Start of Block

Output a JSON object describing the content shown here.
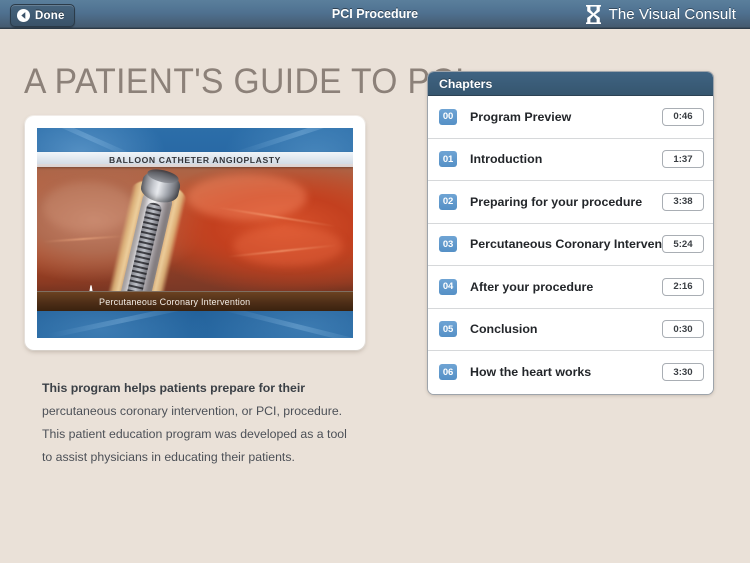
{
  "toolbar": {
    "done_label": "Done",
    "title": "PCI Procedure",
    "brand_text": "The Visual Consult",
    "back_icon": "back-chevron-icon",
    "brand_icon": "visual-consult-logo-icon",
    "gradient_top": "#5A7F9C",
    "gradient_bottom": "#33414F"
  },
  "page": {
    "background_color": "#EAE1D8",
    "title": "A PATIENT'S GUIDE TO PCI",
    "title_color": "#8C8179"
  },
  "video": {
    "overlay_title": "BALLOON CATHETER ANGIOPLASTY",
    "caption": "Percutaneous Coronary Intervention",
    "ekg_icon": "ekg-waveform-icon",
    "frame_color": "#FFFFFF"
  },
  "body_copy": {
    "lines": [
      "This program helps patients prepare for their",
      "percutaneous coronary intervention, or PCI, procedure.",
      "This patient education program was developed as a tool",
      "to assist physicians in educating their patients."
    ]
  },
  "chapters": {
    "header": "Chapters",
    "accent_color": "#5590C6",
    "header_color": "#36566F",
    "items": [
      {
        "num": "00",
        "title": "Program Preview",
        "time": "0:46"
      },
      {
        "num": "01",
        "title": "Introduction",
        "time": "1:37"
      },
      {
        "num": "02",
        "title": "Preparing for your procedure",
        "time": "3:38"
      },
      {
        "num": "03",
        "title": "Percutaneous Coronary Intervention",
        "time": "5:24"
      },
      {
        "num": "04",
        "title": "After your procedure",
        "time": "2:16"
      },
      {
        "num": "05",
        "title": "Conclusion",
        "time": "0:30"
      },
      {
        "num": "06",
        "title": "How the heart works",
        "time": "3:30"
      }
    ]
  }
}
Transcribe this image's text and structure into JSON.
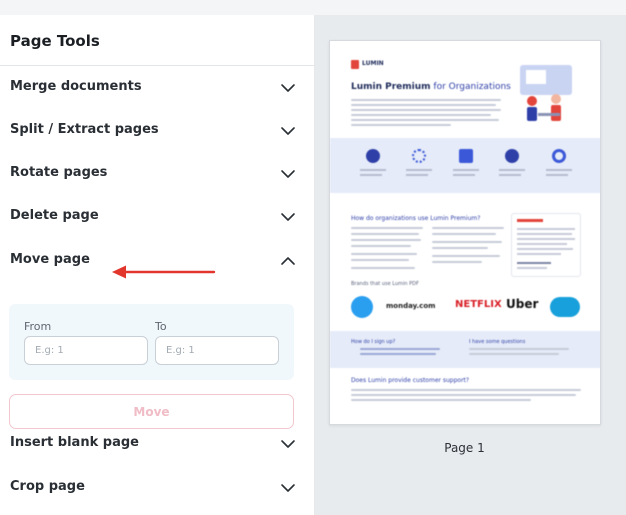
{
  "panel": {
    "title": "Page Tools",
    "tools": [
      {
        "label": "Merge documents",
        "expanded": false,
        "icon": "chevron-down-icon"
      },
      {
        "label": "Split / Extract pages",
        "expanded": false,
        "icon": "chevron-down-icon"
      },
      {
        "label": "Rotate pages",
        "expanded": false,
        "icon": "chevron-down-icon"
      },
      {
        "label": "Delete page",
        "expanded": false,
        "icon": "chevron-down-icon"
      },
      {
        "label": "Move page",
        "expanded": true,
        "icon": "chevron-up-icon"
      },
      {
        "label": "Insert blank page",
        "expanded": false,
        "icon": "chevron-down-icon"
      },
      {
        "label": "Crop page",
        "expanded": false,
        "icon": "chevron-down-icon"
      }
    ],
    "move_form": {
      "from_label": "From",
      "from_placeholder": "E.g: 1",
      "from_value": "",
      "to_label": "To",
      "to_placeholder": "E.g: 1",
      "to_value": "",
      "button_label": "Move"
    },
    "annotation_arrow_icon": "red-arrow-left-icon"
  },
  "preview": {
    "page_label": "Page 1",
    "thumbnail": {
      "brand": "LUMIN",
      "heading_bold": "Lumin Premium",
      "heading_rest": " for Organizations",
      "section_question": "How do organizations use Lumin Premium?",
      "brands_caption": "Brands that use Lumin PDF",
      "brands": [
        "monday.com",
        "NETFLIX",
        "Uber"
      ],
      "signup_heading": "How do I sign up?",
      "questions_heading": "I have some questions",
      "support_heading": "Does Lumin provide customer support?"
    }
  },
  "colors": {
    "accent_red": "#e2352b",
    "move_button_border": "#f3c7cf",
    "form_background": "#f1f8fc"
  }
}
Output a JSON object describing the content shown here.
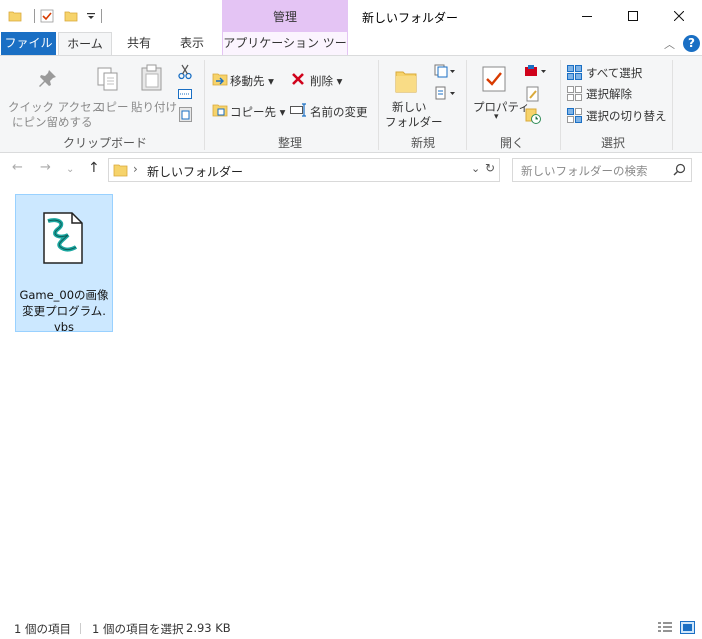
{
  "window": {
    "title": "新しいフォルダー",
    "context_tab_header": "管理"
  },
  "tabs": {
    "file": "ファイル",
    "home": "ホーム",
    "share": "共有",
    "view": "表示",
    "app_tools": "アプリケーション ツール"
  },
  "ribbon": {
    "clipboard": {
      "group_label": "クリップボード",
      "pin_line1": "クイック アクセス",
      "pin_line2": "にピン留めする",
      "copy": "コピー",
      "paste": "貼り付け"
    },
    "organize": {
      "group_label": "整理",
      "move_to": "移動先",
      "copy_to": "コピー先",
      "delete": "削除",
      "rename": "名前の変更"
    },
    "new": {
      "group_label": "新規",
      "new_folder_line1": "新しい",
      "new_folder_line2": "フォルダー"
    },
    "open": {
      "group_label": "開く",
      "properties": "プロパティ"
    },
    "select": {
      "group_label": "選択",
      "select_all": "すべて選択",
      "select_none": "選択解除",
      "invert_selection": "選択の切り替え"
    }
  },
  "address": {
    "path": "新しいフォルダー",
    "search_placeholder": "新しいフォルダーの検索"
  },
  "files": [
    {
      "name_line1": "Game_00の画像",
      "name_line2": "変更プログラム.",
      "name_line3": "vbs"
    }
  ],
  "status": {
    "item_count": "1 個の項目",
    "selected": "1 個の項目を選択",
    "size": "2.93 KB"
  },
  "colors": {
    "accent": "#1a6fc4",
    "context_tab": "#e4c4f4",
    "selection": "#cce8ff"
  }
}
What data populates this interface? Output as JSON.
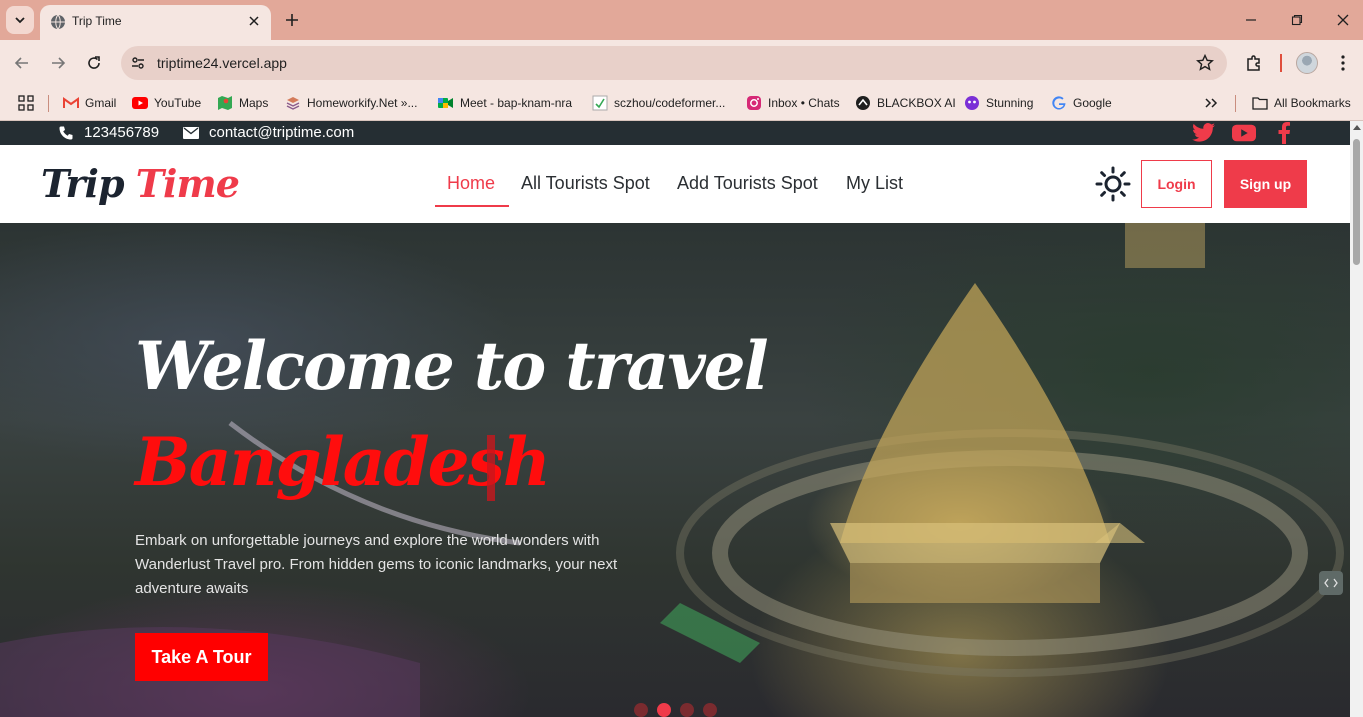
{
  "browser": {
    "tab_title": "Trip Time",
    "url": "triptime24.vercel.app",
    "bookmarks": [
      {
        "label": "Gmail",
        "icon": "gmail-icon"
      },
      {
        "label": "YouTube",
        "icon": "youtube-icon"
      },
      {
        "label": "Maps",
        "icon": "maps-icon"
      },
      {
        "label": "Homeworkify.Net »...",
        "icon": "homeworkify-icon"
      },
      {
        "label": "Meet - bap-knam-nra",
        "icon": "meet-icon"
      },
      {
        "label": "sczhou/codeformer...",
        "icon": "codeformer-icon"
      },
      {
        "label": "Inbox • Chats",
        "icon": "instagram-icon"
      },
      {
        "label": "BLACKBOX AI",
        "icon": "blackbox-icon"
      },
      {
        "label": "Stunning",
        "icon": "stunning-icon"
      },
      {
        "label": "Google",
        "icon": "google-icon"
      }
    ],
    "all_bookmarks": "All Bookmarks"
  },
  "topbar": {
    "phone": "123456789",
    "email": "contact@triptime.com"
  },
  "navbar": {
    "logo_part1": "Trip",
    "logo_part2": "Time",
    "links": [
      "Home",
      "All Tourists Spot",
      "Add Tourists Spot",
      "My List"
    ],
    "active_link": "Home",
    "login": "Login",
    "signup": "Sign up"
  },
  "hero": {
    "title_line1": "Welcome to travel",
    "title_line2": "Bangladesh",
    "description": "Embark on unforgettable journeys and explore the world wonders with Wanderlust Travel pro. From hidden gems to iconic landmarks, your next adventure awaits",
    "button": "Take A Tour",
    "slide_count": 4,
    "active_slide": 2
  },
  "colors": {
    "accent": "#ef3b4a",
    "hero_red": "#ff0d0d",
    "topbar_bg": "#252e33",
    "chrome_tab_bg": "#e2a899"
  }
}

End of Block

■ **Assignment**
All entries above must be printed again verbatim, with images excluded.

■ **Reply to the task**
Output a JSON object describing the content shown here.
{
  "toolbar": {
    "done_label": "Done",
    "title": "PCI Procedure",
    "brand_text": "The Visual Consult",
    "back_icon": "back-chevron-icon",
    "brand_icon": "visual-consult-logo-icon",
    "gradient_top": "#5A7F9C",
    "gradient_bottom": "#33414F"
  },
  "page": {
    "background_color": "#EAE1D8",
    "title": "A PATIENT'S GUIDE TO PCI",
    "title_color": "#8C8179"
  },
  "video": {
    "overlay_title": "BALLOON CATHETER ANGIOPLASTY",
    "caption": "Percutaneous Coronary Intervention",
    "ekg_icon": "ekg-waveform-icon",
    "frame_color": "#FFFFFF"
  },
  "body_copy": {
    "lines": [
      "This program helps patients prepare for their",
      "percutaneous coronary intervention, or PCI, procedure.",
      "This patient education program was developed as a tool",
      "to assist physicians in educating their patients."
    ]
  },
  "chapters": {
    "header": "Chapters",
    "accent_color": "#5590C6",
    "header_color": "#36566F",
    "items": [
      {
        "num": "00",
        "title": "Program Preview",
        "time": "0:46"
      },
      {
        "num": "01",
        "title": "Introduction",
        "time": "1:37"
      },
      {
        "num": "02",
        "title": "Preparing for your procedure",
        "time": "3:38"
      },
      {
        "num": "03",
        "title": "Percutaneous Coronary Intervention",
        "time": "5:24"
      },
      {
        "num": "04",
        "title": "After your procedure",
        "time": "2:16"
      },
      {
        "num": "05",
        "title": "Conclusion",
        "time": "0:30"
      },
      {
        "num": "06",
        "title": "How the heart works",
        "time": "3:30"
      }
    ]
  }
}
Transcribe this image's text and structure into JSON.
{
  "panel": {
    "title": "Page Tools",
    "tools": [
      {
        "label": "Merge documents",
        "expanded": false,
        "icon": "chevron-down-icon"
      },
      {
        "label": "Split / Extract pages",
        "expanded": false,
        "icon": "chevron-down-icon"
      },
      {
        "label": "Rotate pages",
        "expanded": false,
        "icon": "chevron-down-icon"
      },
      {
        "label": "Delete page",
        "expanded": false,
        "icon": "chevron-down-icon"
      },
      {
        "label": "Move page",
        "expanded": true,
        "icon": "chevron-up-icon"
      },
      {
        "label": "Insert blank page",
        "expanded": false,
        "icon": "chevron-down-icon"
      },
      {
        "label": "Crop page",
        "expanded": false,
        "icon": "chevron-down-icon"
      }
    ],
    "move_form": {
      "from_label": "From",
      "from_placeholder": "E.g: 1",
      "from_value": "",
      "to_label": "To",
      "to_placeholder": "E.g: 1",
      "to_value": "",
      "button_label": "Move"
    },
    "annotation_arrow_icon": "red-arrow-left-icon"
  },
  "preview": {
    "page_label": "Page 1",
    "thumbnail": {
      "brand": "LUMIN",
      "heading_bold": "Lumin Premium",
      "heading_rest": " for Organizations",
      "section_question": "How do organizations use Lumin Premium?",
      "brands_caption": "Brands that use Lumin PDF",
      "brands": [
        "monday.com",
        "NETFLIX",
        "Uber"
      ],
      "signup_heading": "How do I sign up?",
      "questions_heading": "I have some questions",
      "support_heading": "Does Lumin provide customer support?"
    }
  },
  "colors": {
    "accent_red": "#e2352b",
    "move_button_border": "#f3c7cf",
    "form_background": "#f1f8fc"
  }
}
Output a JSON object describing the content shown here.
{
  "window": {
    "title": "新しいフォルダー",
    "context_tab_header": "管理"
  },
  "tabs": {
    "file": "ファイル",
    "home": "ホーム",
    "share": "共有",
    "view": "表示",
    "app_tools": "アプリケーション ツール"
  },
  "ribbon": {
    "clipboard": {
      "group_label": "クリップボード",
      "pin_line1": "クイック アクセス",
      "pin_line2": "にピン留めする",
      "copy": "コピー",
      "paste": "貼り付け"
    },
    "organize": {
      "group_label": "整理",
      "move_to": "移動先",
      "copy_to": "コピー先",
      "delete": "削除",
      "rename": "名前の変更"
    },
    "new": {
      "group_label": "新規",
      "new_folder_line1": "新しい",
      "new_folder_line2": "フォルダー"
    },
    "open": {
      "group_label": "開く",
      "properties": "プロパティ"
    },
    "select": {
      "group_label": "選択",
      "select_all": "すべて選択",
      "select_none": "選択解除",
      "invert_selection": "選択の切り替え"
    }
  },
  "address": {
    "path": "新しいフォルダー",
    "search_placeholder": "新しいフォルダーの検索"
  },
  "files": [
    {
      "name_line1": "Game_00の画像",
      "name_line2": "変更プログラム.",
      "name_line3": "vbs"
    }
  ],
  "status": {
    "item_count": "1 個の項目",
    "selected": "1 個の項目を選択",
    "size": "2.93 KB"
  },
  "colors": {
    "accent": "#1a6fc4",
    "context_tab": "#e4c4f4",
    "selection": "#cce8ff"
  }
}
What data populates this interface? Output as JSON.
{
  "browser": {
    "tab_title": "Trip Time",
    "url": "triptime24.vercel.app",
    "bookmarks": [
      {
        "label": "Gmail",
        "icon": "gmail-icon"
      },
      {
        "label": "YouTube",
        "icon": "youtube-icon"
      },
      {
        "label": "Maps",
        "icon": "maps-icon"
      },
      {
        "label": "Homeworkify.Net »...",
        "icon": "homeworkify-icon"
      },
      {
        "label": "Meet - bap-knam-nra",
        "icon": "meet-icon"
      },
      {
        "label": "sczhou/codeformer...",
        "icon": "codeformer-icon"
      },
      {
        "label": "Inbox • Chats",
        "icon": "instagram-icon"
      },
      {
        "label": "BLACKBOX AI",
        "icon": "blackbox-icon"
      },
      {
        "label": "Stunning",
        "icon": "stunning-icon"
      },
      {
        "label": "Google",
        "icon": "google-icon"
      }
    ],
    "all_bookmarks": "All Bookmarks"
  },
  "topbar": {
    "phone": "123456789",
    "email": "contact@triptime.com"
  },
  "navbar": {
    "logo_part1": "Trip",
    "logo_part2": "Time",
    "links": [
      "Home",
      "All Tourists Spot",
      "Add Tourists Spot",
      "My List"
    ],
    "active_link": "Home",
    "login": "Login",
    "signup": "Sign up"
  },
  "hero": {
    "title_line1": "Welcome to travel",
    "title_line2": "Bangladesh",
    "description": "Embark on unforgettable journeys and explore the world wonders with Wanderlust Travel pro. From hidden gems to iconic landmarks, your next adventure awaits",
    "button": "Take A Tour",
    "slide_count": 4,
    "active_slide": 2
  },
  "colors": {
    "accent": "#ef3b4a",
    "hero_red": "#ff0d0d",
    "topbar_bg": "#252e33",
    "chrome_tab_bg": "#e2a899"
  }
}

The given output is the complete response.